__What the exercise asks__. Show each line of the data below that has the string "type" in it.

Website and app data records
· · · · · · ·
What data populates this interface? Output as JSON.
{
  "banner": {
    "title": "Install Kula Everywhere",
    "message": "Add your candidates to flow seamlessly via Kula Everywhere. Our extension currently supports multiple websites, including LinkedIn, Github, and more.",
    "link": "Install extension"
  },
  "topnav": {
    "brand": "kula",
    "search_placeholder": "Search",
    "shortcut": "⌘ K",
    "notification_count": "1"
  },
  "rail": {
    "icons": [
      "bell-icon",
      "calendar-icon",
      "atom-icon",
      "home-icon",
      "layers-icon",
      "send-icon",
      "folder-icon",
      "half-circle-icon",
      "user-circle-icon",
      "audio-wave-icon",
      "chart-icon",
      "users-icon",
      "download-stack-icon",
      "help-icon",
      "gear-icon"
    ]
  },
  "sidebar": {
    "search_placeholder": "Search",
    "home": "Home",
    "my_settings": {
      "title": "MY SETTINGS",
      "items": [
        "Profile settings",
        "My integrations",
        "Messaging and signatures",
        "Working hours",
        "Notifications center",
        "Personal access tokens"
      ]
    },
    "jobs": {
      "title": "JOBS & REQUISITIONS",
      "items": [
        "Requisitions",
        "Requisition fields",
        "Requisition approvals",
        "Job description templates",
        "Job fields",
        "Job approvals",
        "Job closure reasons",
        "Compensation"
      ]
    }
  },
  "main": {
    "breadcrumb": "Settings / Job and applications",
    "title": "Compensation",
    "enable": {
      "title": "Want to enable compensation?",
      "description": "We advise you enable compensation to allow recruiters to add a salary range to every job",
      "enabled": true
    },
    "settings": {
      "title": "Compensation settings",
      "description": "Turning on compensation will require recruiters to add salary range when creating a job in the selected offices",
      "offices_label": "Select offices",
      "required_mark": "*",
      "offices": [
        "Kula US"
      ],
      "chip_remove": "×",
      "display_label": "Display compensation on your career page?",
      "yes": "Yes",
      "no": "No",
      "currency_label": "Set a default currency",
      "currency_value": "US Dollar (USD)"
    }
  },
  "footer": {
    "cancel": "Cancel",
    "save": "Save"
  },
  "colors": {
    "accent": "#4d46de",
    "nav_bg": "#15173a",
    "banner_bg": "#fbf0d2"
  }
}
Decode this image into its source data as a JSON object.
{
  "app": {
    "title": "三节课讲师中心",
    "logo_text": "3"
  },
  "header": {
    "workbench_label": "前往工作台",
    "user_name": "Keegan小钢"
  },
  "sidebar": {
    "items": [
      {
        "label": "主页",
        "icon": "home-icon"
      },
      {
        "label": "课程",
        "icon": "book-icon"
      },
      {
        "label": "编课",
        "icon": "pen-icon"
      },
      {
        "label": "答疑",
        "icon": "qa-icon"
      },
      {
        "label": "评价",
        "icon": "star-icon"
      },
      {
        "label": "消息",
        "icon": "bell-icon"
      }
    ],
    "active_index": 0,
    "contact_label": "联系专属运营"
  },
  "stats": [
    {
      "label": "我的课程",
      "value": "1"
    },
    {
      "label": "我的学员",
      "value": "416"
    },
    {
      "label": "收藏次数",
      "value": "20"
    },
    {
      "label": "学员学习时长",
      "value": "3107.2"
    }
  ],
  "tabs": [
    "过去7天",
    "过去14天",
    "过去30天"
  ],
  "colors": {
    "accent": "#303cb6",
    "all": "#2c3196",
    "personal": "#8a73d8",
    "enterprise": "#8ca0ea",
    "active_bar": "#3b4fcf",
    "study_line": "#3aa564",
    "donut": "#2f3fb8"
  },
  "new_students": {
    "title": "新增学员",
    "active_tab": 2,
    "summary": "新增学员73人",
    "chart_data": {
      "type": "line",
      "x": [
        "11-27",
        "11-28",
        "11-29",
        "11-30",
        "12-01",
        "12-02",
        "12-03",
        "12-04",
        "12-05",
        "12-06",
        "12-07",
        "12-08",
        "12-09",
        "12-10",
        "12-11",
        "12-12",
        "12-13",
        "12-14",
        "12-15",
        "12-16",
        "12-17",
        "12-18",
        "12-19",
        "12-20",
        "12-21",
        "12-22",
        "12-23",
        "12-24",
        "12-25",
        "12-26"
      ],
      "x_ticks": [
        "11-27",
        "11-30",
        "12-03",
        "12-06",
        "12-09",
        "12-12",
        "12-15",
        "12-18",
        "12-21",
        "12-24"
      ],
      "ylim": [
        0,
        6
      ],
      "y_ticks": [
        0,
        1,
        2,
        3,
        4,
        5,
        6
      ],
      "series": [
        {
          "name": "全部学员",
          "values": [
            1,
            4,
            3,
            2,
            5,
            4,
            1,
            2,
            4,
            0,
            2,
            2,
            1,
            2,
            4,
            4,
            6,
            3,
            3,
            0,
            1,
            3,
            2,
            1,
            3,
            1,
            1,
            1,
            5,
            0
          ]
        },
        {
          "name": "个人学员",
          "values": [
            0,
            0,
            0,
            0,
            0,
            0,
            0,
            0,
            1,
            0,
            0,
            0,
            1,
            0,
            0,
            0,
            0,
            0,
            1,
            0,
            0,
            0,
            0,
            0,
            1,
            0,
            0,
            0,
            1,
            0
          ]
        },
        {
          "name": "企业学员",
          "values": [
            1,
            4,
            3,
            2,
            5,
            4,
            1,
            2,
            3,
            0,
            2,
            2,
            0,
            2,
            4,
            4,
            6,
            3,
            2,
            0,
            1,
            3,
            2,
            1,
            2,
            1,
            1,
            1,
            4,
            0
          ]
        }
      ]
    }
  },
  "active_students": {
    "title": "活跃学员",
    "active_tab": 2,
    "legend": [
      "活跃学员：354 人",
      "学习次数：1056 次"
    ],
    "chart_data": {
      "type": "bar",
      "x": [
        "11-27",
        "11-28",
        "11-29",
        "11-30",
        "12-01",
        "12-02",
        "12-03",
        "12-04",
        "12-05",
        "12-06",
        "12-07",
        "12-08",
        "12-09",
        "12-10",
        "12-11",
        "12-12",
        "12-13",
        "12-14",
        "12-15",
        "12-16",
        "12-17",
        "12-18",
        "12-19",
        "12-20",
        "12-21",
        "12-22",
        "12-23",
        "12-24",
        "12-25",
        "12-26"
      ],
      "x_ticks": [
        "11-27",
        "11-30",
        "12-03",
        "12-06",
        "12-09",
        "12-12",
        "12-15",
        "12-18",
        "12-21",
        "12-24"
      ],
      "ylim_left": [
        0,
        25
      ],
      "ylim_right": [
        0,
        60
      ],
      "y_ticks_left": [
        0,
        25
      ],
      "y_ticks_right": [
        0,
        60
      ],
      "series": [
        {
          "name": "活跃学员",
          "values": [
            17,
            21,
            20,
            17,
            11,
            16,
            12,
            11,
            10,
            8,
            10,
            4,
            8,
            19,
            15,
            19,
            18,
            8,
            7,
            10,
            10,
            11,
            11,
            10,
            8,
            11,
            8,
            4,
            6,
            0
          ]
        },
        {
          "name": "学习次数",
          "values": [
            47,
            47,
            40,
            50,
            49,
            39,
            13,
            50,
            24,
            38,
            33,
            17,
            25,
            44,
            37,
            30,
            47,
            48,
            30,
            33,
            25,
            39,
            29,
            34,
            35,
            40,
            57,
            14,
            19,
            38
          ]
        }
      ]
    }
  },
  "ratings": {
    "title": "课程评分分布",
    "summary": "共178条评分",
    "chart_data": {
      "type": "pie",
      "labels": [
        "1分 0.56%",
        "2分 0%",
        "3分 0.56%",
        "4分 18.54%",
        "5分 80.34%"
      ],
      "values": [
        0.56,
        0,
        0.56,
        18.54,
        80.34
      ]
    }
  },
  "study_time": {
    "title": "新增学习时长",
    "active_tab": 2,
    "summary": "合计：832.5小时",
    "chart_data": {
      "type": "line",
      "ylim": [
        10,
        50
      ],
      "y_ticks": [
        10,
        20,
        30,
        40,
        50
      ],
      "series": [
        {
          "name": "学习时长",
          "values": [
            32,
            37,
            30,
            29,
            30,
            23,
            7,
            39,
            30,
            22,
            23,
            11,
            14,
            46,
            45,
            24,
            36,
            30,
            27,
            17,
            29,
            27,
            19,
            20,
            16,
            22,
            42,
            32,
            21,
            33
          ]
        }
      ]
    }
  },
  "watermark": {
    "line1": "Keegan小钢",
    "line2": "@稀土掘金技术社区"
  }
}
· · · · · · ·
__Output for this task__.
      "type": "line",
      "type": "bar",
      "type": "pie",
      "type": "line",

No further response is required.